Assignment: Work out how many lines in the entries below contain the string "wählen". Reply with that figure alone.

Available data:
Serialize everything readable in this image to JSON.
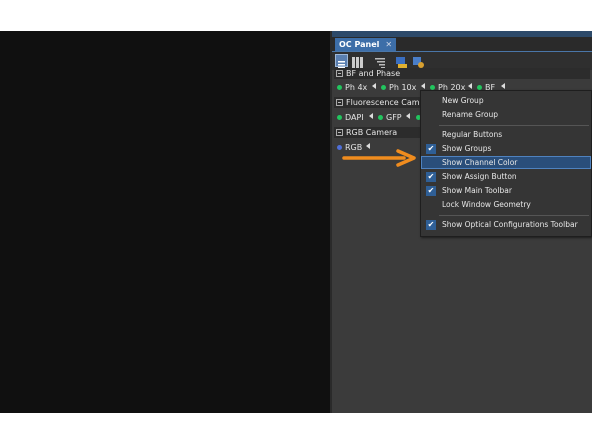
{
  "panel": {
    "tab_title": "OC Panel",
    "tab_close": "✕"
  },
  "toolbar": {
    "icons": [
      "groups-list-icon",
      "grid-icon",
      "sort-icon",
      "assign-icon",
      "settings-icon"
    ]
  },
  "groups": [
    {
      "name": "BF and Phase",
      "channels": [
        {
          "label": "Ph 4x",
          "color": "#22c55e"
        },
        {
          "label": "Ph 10x",
          "color": "#22c55e"
        },
        {
          "label": "Ph 20x",
          "color": "#22c55e"
        },
        {
          "label": "BF",
          "color": "#22c55e"
        }
      ]
    },
    {
      "name": "Fluorescence Camera",
      "channels": [
        {
          "label": "DAPI",
          "color": "#22c55e"
        },
        {
          "label": "GFP",
          "color": "#22c55e"
        }
      ]
    },
    {
      "name": "RGB Camera",
      "channels": [
        {
          "label": "RGB",
          "color": "#4f6fd8"
        }
      ]
    }
  ],
  "context_menu": {
    "items": [
      {
        "label": "New Group",
        "checked": false
      },
      {
        "label": "Rename Group",
        "checked": false
      },
      {
        "label": "Regular Buttons",
        "checked": false
      },
      {
        "label": "Show Groups",
        "checked": true
      },
      {
        "label": "Show Channel Color",
        "checked": false,
        "highlighted": true
      },
      {
        "label": "Show Assign Button",
        "checked": true
      },
      {
        "label": "Show Main Toolbar",
        "checked": true
      },
      {
        "label": "Lock Window Geometry",
        "checked": false
      },
      {
        "label": "Show Optical Configurations Toolbar",
        "checked": true
      }
    ],
    "check_glyph": "✔"
  },
  "colors": {
    "accent": "#3d6ea8",
    "arrow": "#f08c1e",
    "highlight": "#2a4e7a"
  }
}
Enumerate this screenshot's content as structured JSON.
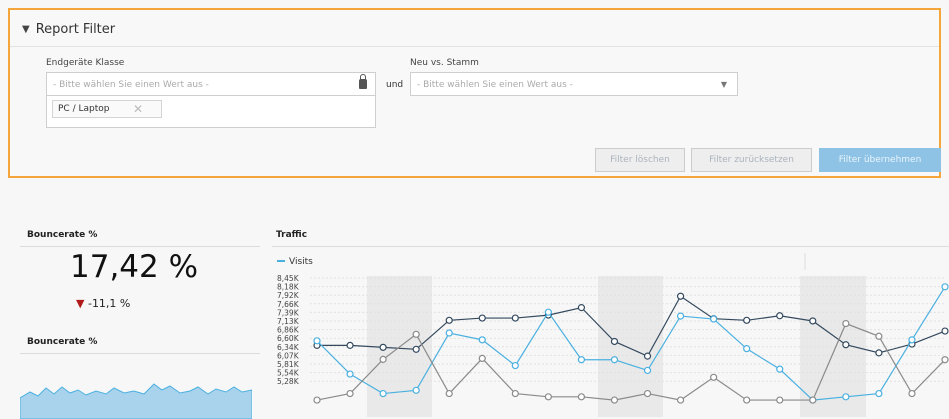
{
  "filter": {
    "title": "Report Filter",
    "endgeraete_label": "Endgeräte Klasse",
    "endgeraete_placeholder": "- Bitte wählen Sie einen Wert aus -",
    "endgeraete_chip": "PC / Laptop",
    "und_label": "und",
    "neu_label": "Neu vs. Stamm",
    "neu_placeholder": "- Bitte wählen Sie einen Wert aus -",
    "buttons": {
      "clear": "Filter löschen",
      "reset": "Filter zurücksetzen",
      "apply": "Filter übernehmen"
    }
  },
  "bounce_card": {
    "title": "Bouncerate %",
    "value": "17,42 %",
    "delta": "-11,1 %"
  },
  "bounce_mini": {
    "title": "Bouncerate %"
  },
  "traffic_card": {
    "title": "Traffic",
    "legend": "Visits"
  },
  "colors": {
    "accent_border": "#f4a63a",
    "series_dark": "#34495e",
    "series_blue": "#4ab0e0",
    "series_gray": "#8a8a8a",
    "delta_down": "#b01a1a"
  },
  "chart_data": {
    "type": "line",
    "title": "Traffic",
    "y_ticks": [
      "8,45K",
      "8,18K",
      "7,92K",
      "7,66K",
      "7,39K",
      "7,13K",
      "6,86K",
      "6,60K",
      "6,34K",
      "6,07K",
      "5,81K",
      "5,54K",
      "5,28K"
    ],
    "ylim": [
      5280,
      8450
    ],
    "series": [
      {
        "name": "Visits",
        "color": "#34495e",
        "values": [
          6380,
          6380,
          6320,
          6260,
          7150,
          7220,
          7220,
          7310,
          7540,
          6500,
          6050,
          7890,
          7200,
          7150,
          7290,
          7130,
          6400,
          6150,
          6420,
          6820
        ]
      },
      {
        "name": "",
        "color": "#4ab0e0",
        "values": [
          6520,
          5500,
          4900,
          5000,
          6760,
          6550,
          5760,
          7400,
          5940,
          5940,
          5610,
          7280,
          7190,
          6280,
          5650,
          4700,
          4800,
          4900,
          6550,
          8180
        ]
      },
      {
        "name": "",
        "color": "#8a8a8a",
        "values": [
          4700,
          4900,
          5950,
          6720,
          4900,
          5980,
          4900,
          4800,
          4800,
          4700,
          4900,
          4700,
          5400,
          4700,
          4700,
          4700,
          7050,
          6660,
          4900,
          5940
        ]
      }
    ]
  }
}
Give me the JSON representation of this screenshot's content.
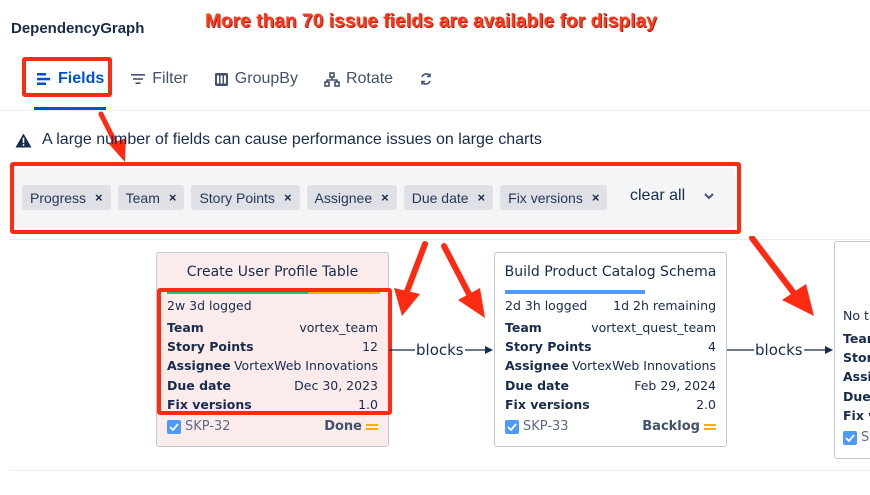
{
  "app": {
    "title": "DependencyGraph"
  },
  "annotation": {
    "banner": "More than 70 issue fields are available for display"
  },
  "toolbar": {
    "items": [
      {
        "label": "Fields",
        "icon": "fields-icon",
        "active": true
      },
      {
        "label": "Filter",
        "icon": "filter-icon",
        "active": false
      },
      {
        "label": "GroupBy",
        "icon": "groupby-icon",
        "active": false
      },
      {
        "label": "Rotate",
        "icon": "rotate-icon",
        "active": false
      },
      {
        "label": "",
        "icon": "refresh-icon",
        "active": false
      }
    ]
  },
  "warning": {
    "icon": "warning-icon",
    "text": "A large number of fields can cause performance issues on large charts"
  },
  "field_chips": [
    {
      "label": "Progress"
    },
    {
      "label": "Team"
    },
    {
      "label": "Story Points"
    },
    {
      "label": "Assignee"
    },
    {
      "label": "Due date"
    },
    {
      "label": "Fix versions"
    }
  ],
  "chip_remove_glyph": "×",
  "clear_all_label": "clear all",
  "graph": {
    "edge_label": "blocks",
    "cards": [
      {
        "title": "Create User Profile Table",
        "logged": "2w 3d logged",
        "remaining": "",
        "progress_fraction": 0.64,
        "fields": [
          {
            "k": "Team",
            "v": "vortex_team"
          },
          {
            "k": "Story Points",
            "v": "12"
          },
          {
            "k": "Assignee",
            "v": "VortexWeb Innovations"
          },
          {
            "k": "Due date",
            "v": "Dec 30, 2023"
          },
          {
            "k": "Fix versions",
            "v": "1.0"
          }
        ],
        "key": "SKP-32",
        "status": "Done"
      },
      {
        "title": "Build Product Catalog Schema",
        "logged": "2d 3h logged",
        "remaining": "1d 2h remaining",
        "progress_fraction": 0.62,
        "fields": [
          {
            "k": "Team",
            "v": "vortext_quest_team"
          },
          {
            "k": "Story Points",
            "v": "4"
          },
          {
            "k": "Assignee",
            "v": "VortexWeb Innovations"
          },
          {
            "k": "Due date",
            "v": "Feb 29, 2024"
          },
          {
            "k": "Fix versions",
            "v": "2.0"
          }
        ],
        "key": "SKP-33",
        "status": "Backlog"
      },
      {
        "title": "",
        "logged": "No ti",
        "fields": [
          {
            "k": "Team"
          },
          {
            "k": "Story"
          },
          {
            "k": "Assig"
          },
          {
            "k": "Due"
          },
          {
            "k": "Fix v"
          }
        ],
        "key": "SK"
      }
    ]
  },
  "colors": {
    "accent": "#0052cc",
    "highlight": "#ff2a12",
    "progress_green": "#36b37e",
    "progress_orange": "#ffab00",
    "progress_blue": "#4c9aff"
  }
}
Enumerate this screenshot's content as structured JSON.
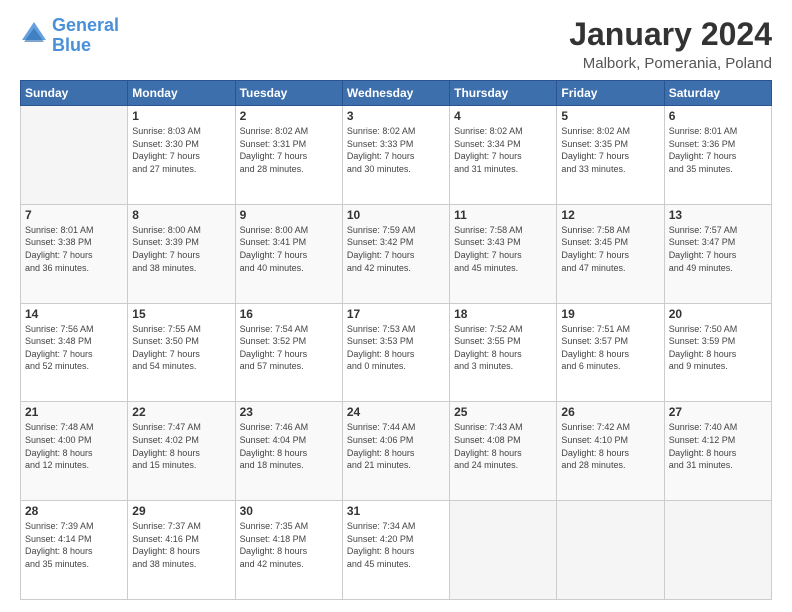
{
  "logo": {
    "text_general": "General",
    "text_blue": "Blue"
  },
  "title": "January 2024",
  "subtitle": "Malbork, Pomerania, Poland",
  "weekdays": [
    "Sunday",
    "Monday",
    "Tuesday",
    "Wednesday",
    "Thursday",
    "Friday",
    "Saturday"
  ],
  "weeks": [
    [
      {
        "day": "",
        "empty": true
      },
      {
        "day": "1",
        "sunrise": "Sunrise: 8:03 AM",
        "sunset": "Sunset: 3:30 PM",
        "daylight": "Daylight: 7 hours and 27 minutes."
      },
      {
        "day": "2",
        "sunrise": "Sunrise: 8:02 AM",
        "sunset": "Sunset: 3:31 PM",
        "daylight": "Daylight: 7 hours and 28 minutes."
      },
      {
        "day": "3",
        "sunrise": "Sunrise: 8:02 AM",
        "sunset": "Sunset: 3:33 PM",
        "daylight": "Daylight: 7 hours and 30 minutes."
      },
      {
        "day": "4",
        "sunrise": "Sunrise: 8:02 AM",
        "sunset": "Sunset: 3:34 PM",
        "daylight": "Daylight: 7 hours and 31 minutes."
      },
      {
        "day": "5",
        "sunrise": "Sunrise: 8:02 AM",
        "sunset": "Sunset: 3:35 PM",
        "daylight": "Daylight: 7 hours and 33 minutes."
      },
      {
        "day": "6",
        "sunrise": "Sunrise: 8:01 AM",
        "sunset": "Sunset: 3:36 PM",
        "daylight": "Daylight: 7 hours and 35 minutes."
      }
    ],
    [
      {
        "day": "7",
        "sunrise": "Sunrise: 8:01 AM",
        "sunset": "Sunset: 3:38 PM",
        "daylight": "Daylight: 7 hours and 36 minutes."
      },
      {
        "day": "8",
        "sunrise": "Sunrise: 8:00 AM",
        "sunset": "Sunset: 3:39 PM",
        "daylight": "Daylight: 7 hours and 38 minutes."
      },
      {
        "day": "9",
        "sunrise": "Sunrise: 8:00 AM",
        "sunset": "Sunset: 3:41 PM",
        "daylight": "Daylight: 7 hours and 40 minutes."
      },
      {
        "day": "10",
        "sunrise": "Sunrise: 7:59 AM",
        "sunset": "Sunset: 3:42 PM",
        "daylight": "Daylight: 7 hours and 42 minutes."
      },
      {
        "day": "11",
        "sunrise": "Sunrise: 7:58 AM",
        "sunset": "Sunset: 3:43 PM",
        "daylight": "Daylight: 7 hours and 45 minutes."
      },
      {
        "day": "12",
        "sunrise": "Sunrise: 7:58 AM",
        "sunset": "Sunset: 3:45 PM",
        "daylight": "Daylight: 7 hours and 47 minutes."
      },
      {
        "day": "13",
        "sunrise": "Sunrise: 7:57 AM",
        "sunset": "Sunset: 3:47 PM",
        "daylight": "Daylight: 7 hours and 49 minutes."
      }
    ],
    [
      {
        "day": "14",
        "sunrise": "Sunrise: 7:56 AM",
        "sunset": "Sunset: 3:48 PM",
        "daylight": "Daylight: 7 hours and 52 minutes."
      },
      {
        "day": "15",
        "sunrise": "Sunrise: 7:55 AM",
        "sunset": "Sunset: 3:50 PM",
        "daylight": "Daylight: 7 hours and 54 minutes."
      },
      {
        "day": "16",
        "sunrise": "Sunrise: 7:54 AM",
        "sunset": "Sunset: 3:52 PM",
        "daylight": "Daylight: 7 hours and 57 minutes."
      },
      {
        "day": "17",
        "sunrise": "Sunrise: 7:53 AM",
        "sunset": "Sunset: 3:53 PM",
        "daylight": "Daylight: 8 hours and 0 minutes."
      },
      {
        "day": "18",
        "sunrise": "Sunrise: 7:52 AM",
        "sunset": "Sunset: 3:55 PM",
        "daylight": "Daylight: 8 hours and 3 minutes."
      },
      {
        "day": "19",
        "sunrise": "Sunrise: 7:51 AM",
        "sunset": "Sunset: 3:57 PM",
        "daylight": "Daylight: 8 hours and 6 minutes."
      },
      {
        "day": "20",
        "sunrise": "Sunrise: 7:50 AM",
        "sunset": "Sunset: 3:59 PM",
        "daylight": "Daylight: 8 hours and 9 minutes."
      }
    ],
    [
      {
        "day": "21",
        "sunrise": "Sunrise: 7:48 AM",
        "sunset": "Sunset: 4:00 PM",
        "daylight": "Daylight: 8 hours and 12 minutes."
      },
      {
        "day": "22",
        "sunrise": "Sunrise: 7:47 AM",
        "sunset": "Sunset: 4:02 PM",
        "daylight": "Daylight: 8 hours and 15 minutes."
      },
      {
        "day": "23",
        "sunrise": "Sunrise: 7:46 AM",
        "sunset": "Sunset: 4:04 PM",
        "daylight": "Daylight: 8 hours and 18 minutes."
      },
      {
        "day": "24",
        "sunrise": "Sunrise: 7:44 AM",
        "sunset": "Sunset: 4:06 PM",
        "daylight": "Daylight: 8 hours and 21 minutes."
      },
      {
        "day": "25",
        "sunrise": "Sunrise: 7:43 AM",
        "sunset": "Sunset: 4:08 PM",
        "daylight": "Daylight: 8 hours and 24 minutes."
      },
      {
        "day": "26",
        "sunrise": "Sunrise: 7:42 AM",
        "sunset": "Sunset: 4:10 PM",
        "daylight": "Daylight: 8 hours and 28 minutes."
      },
      {
        "day": "27",
        "sunrise": "Sunrise: 7:40 AM",
        "sunset": "Sunset: 4:12 PM",
        "daylight": "Daylight: 8 hours and 31 minutes."
      }
    ],
    [
      {
        "day": "28",
        "sunrise": "Sunrise: 7:39 AM",
        "sunset": "Sunset: 4:14 PM",
        "daylight": "Daylight: 8 hours and 35 minutes."
      },
      {
        "day": "29",
        "sunrise": "Sunrise: 7:37 AM",
        "sunset": "Sunset: 4:16 PM",
        "daylight": "Daylight: 8 hours and 38 minutes."
      },
      {
        "day": "30",
        "sunrise": "Sunrise: 7:35 AM",
        "sunset": "Sunset: 4:18 PM",
        "daylight": "Daylight: 8 hours and 42 minutes."
      },
      {
        "day": "31",
        "sunrise": "Sunrise: 7:34 AM",
        "sunset": "Sunset: 4:20 PM",
        "daylight": "Daylight: 8 hours and 45 minutes."
      },
      {
        "day": "",
        "empty": true
      },
      {
        "day": "",
        "empty": true
      },
      {
        "day": "",
        "empty": true
      }
    ]
  ]
}
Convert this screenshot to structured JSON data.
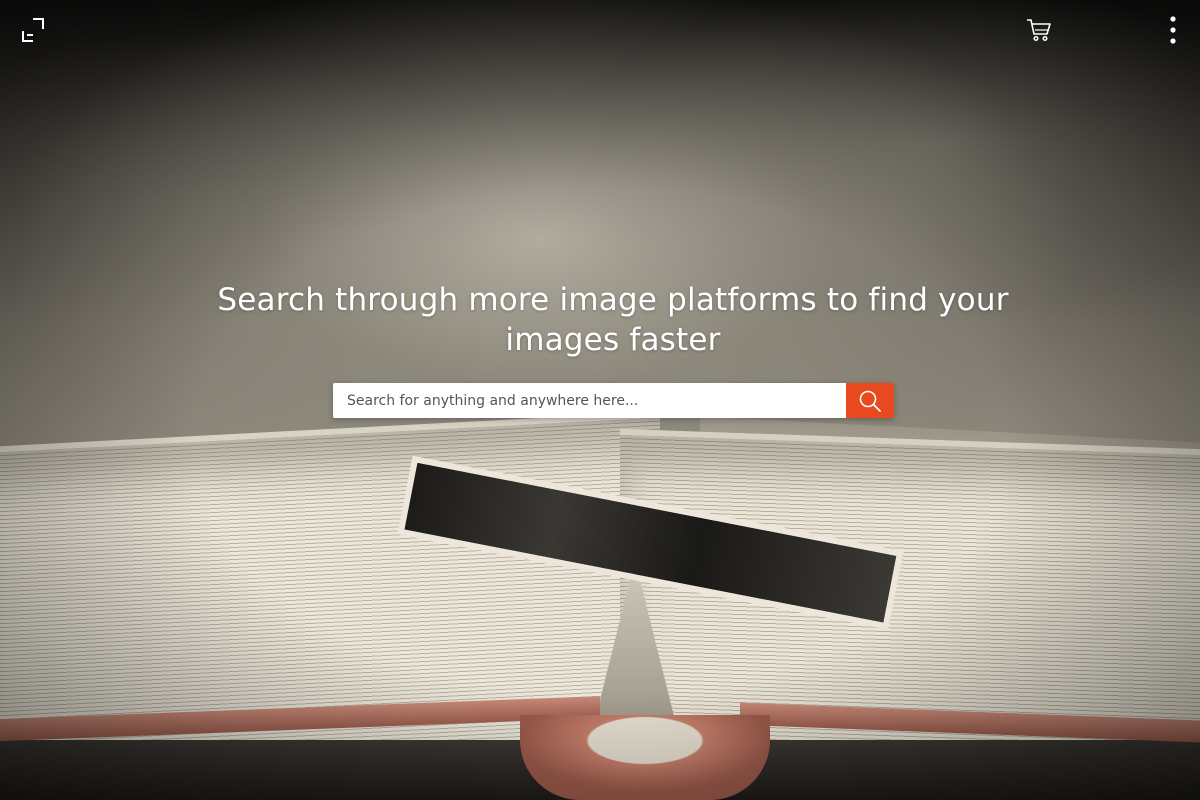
{
  "topbar": {
    "expand_icon": "expand-icon",
    "cart_icon": "cart-icon",
    "more_icon": "more-vertical-icon"
  },
  "hero": {
    "title": "Search through more image platforms  to find your images faster"
  },
  "search": {
    "placeholder": "Search for anything and anywhere here...",
    "value": "",
    "button_icon": "search-icon",
    "button_color": "#e8491f"
  },
  "colors": {
    "accent": "#e8491f",
    "text_on_image": "#ffffff"
  }
}
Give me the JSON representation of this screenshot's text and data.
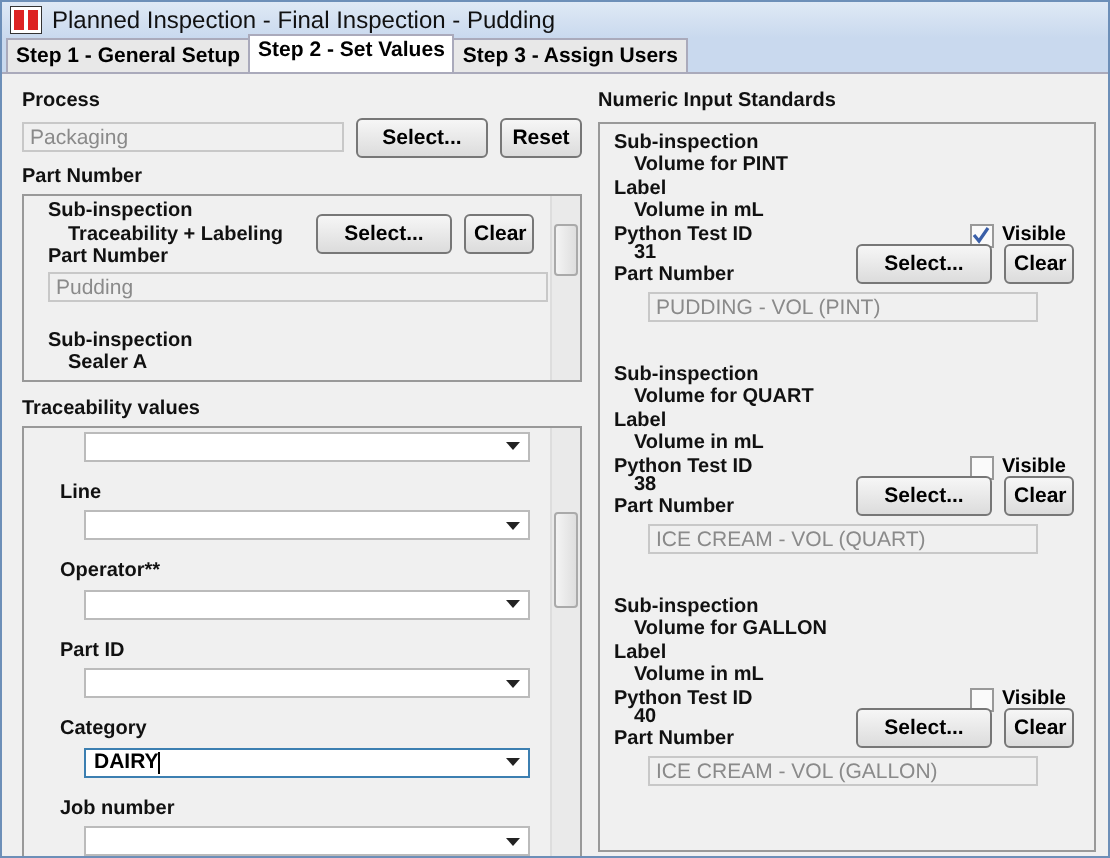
{
  "window": {
    "title": "Planned Inspection  - Final Inspection - Pudding"
  },
  "tabs": [
    {
      "label": "Step 1 - General Setup",
      "selected": false
    },
    {
      "label": "Step 2 - Set Values",
      "selected": true
    },
    {
      "label": "Step 3 - Assign Users",
      "selected": false
    }
  ],
  "process": {
    "label": "Process",
    "value": "Packaging",
    "buttons": [
      "Select...",
      "Reset"
    ]
  },
  "part_number": {
    "label": "Part Number",
    "entries": [
      {
        "sub_label": "Sub-inspection",
        "sub_value": "Traceability + Labeling",
        "part_label": "Part Number",
        "part_value": "Pudding",
        "buttons": [
          "Select...",
          "Clear"
        ]
      },
      {
        "sub_label": "Sub-inspection",
        "sub_value": "Sealer A"
      }
    ]
  },
  "traceability": {
    "label": "Traceability values",
    "fields": [
      {
        "focused": false
      },
      {
        "label": "Line",
        "focused": false
      },
      {
        "label": "Operator**",
        "focused": false
      },
      {
        "label": "Part ID",
        "focused": false
      },
      {
        "label": "Category",
        "value": "DAIRY",
        "focused": true
      },
      {
        "label": "Job number",
        "focused": false
      }
    ]
  },
  "numeric": {
    "label": "Numeric Input Standards",
    "entries": [
      {
        "sub_label": "Sub-inspection",
        "sub_value": "Volume for PINT",
        "label_label": "Label",
        "label_value": "Volume in mL",
        "test_label": "Python Test ID",
        "test_value": "31",
        "visible_label": "Visible",
        "visible": true,
        "part_label": "Part Number",
        "part_value": "PUDDING - VOL (PINT)",
        "buttons": [
          "Select...",
          "Clear"
        ]
      },
      {
        "sub_label": "Sub-inspection",
        "sub_value": "Volume for QUART",
        "label_label": "Label",
        "label_value": "Volume in mL",
        "test_label": "Python Test ID",
        "test_value": "38",
        "visible_label": "Visible",
        "visible": false,
        "part_label": "Part Number",
        "part_value": "ICE CREAM - VOL (QUART)",
        "buttons": [
          "Select...",
          "Clear"
        ]
      },
      {
        "sub_label": "Sub-inspection",
        "sub_value": "Volume for GALLON",
        "label_label": "Label",
        "label_value": "Volume in mL",
        "test_label": "Python Test ID",
        "test_value": "40",
        "visible_label": "Visible",
        "visible": false,
        "part_label": "Part Number",
        "part_value": "ICE CREAM - VOL (GALLON)",
        "buttons": [
          "Select...",
          "Clear"
        ]
      }
    ]
  }
}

Exercise output: 2